*** Available data Section Begins ***

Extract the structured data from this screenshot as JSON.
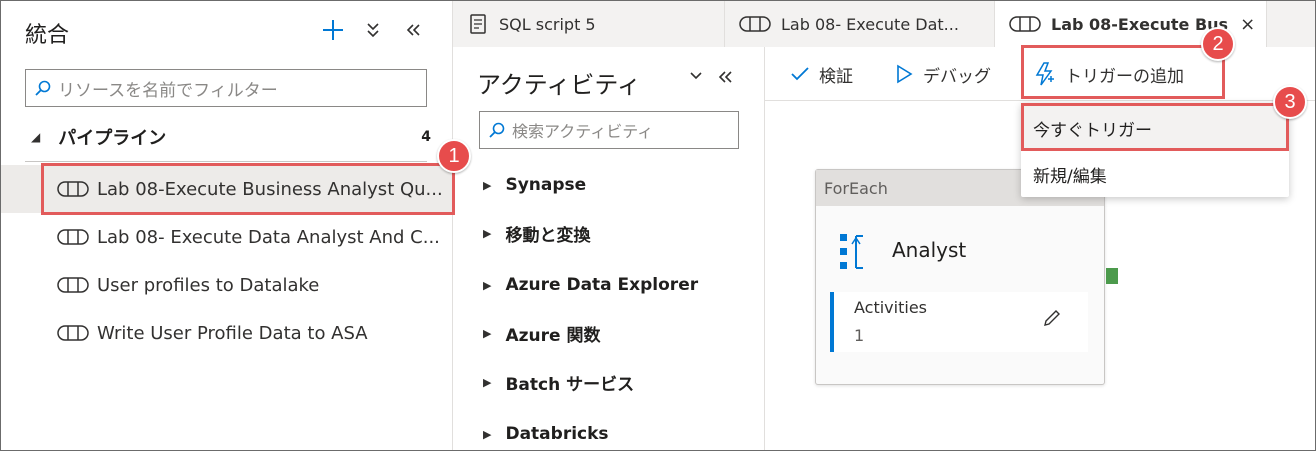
{
  "left_panel": {
    "title": "統合",
    "filter_placeholder": "リソースを名前でフィルター",
    "section": {
      "label": "パイプライン",
      "count": "4"
    },
    "pipelines": [
      "Lab 08-Execute Business Analyst Qu...",
      "Lab 08- Execute Data Analyst And C...",
      "User profiles to Datalake",
      "Write User Profile Data to ASA"
    ]
  },
  "tabs": [
    {
      "label": "SQL script 5"
    },
    {
      "label": "Lab 08- Execute Dat..."
    },
    {
      "label": "Lab 08-Execute Bus"
    }
  ],
  "activities": {
    "title": "アクティビティ",
    "search_placeholder": "検索アクティビティ",
    "categories": [
      "Synapse",
      "移動と変換",
      "Azure Data Explorer",
      "Azure 関数",
      "Batch サービス",
      "Databricks"
    ]
  },
  "toolbar": {
    "validate": "検証",
    "debug": "デバッグ",
    "add_trigger": "トリガーの追加"
  },
  "trigger_menu": {
    "trigger_now": "今すぐトリガー",
    "new_edit": "新規/編集"
  },
  "canvas": {
    "card_type": "ForEach",
    "card_name": "Analyst",
    "activities_label": "Activities",
    "activities_count": "1"
  },
  "callouts": [
    "1",
    "2",
    "3"
  ],
  "colors": {
    "accent": "#0078d4",
    "callout": "#e74c4c",
    "selected_bg": "#edebe9"
  }
}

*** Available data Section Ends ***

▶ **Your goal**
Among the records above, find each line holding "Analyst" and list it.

▶ **The completed task**
      "Lab 08-Execute Business Analyst Qu...",
      "Lab 08- Execute Data Analyst And C...",
    "card_name": "Analyst",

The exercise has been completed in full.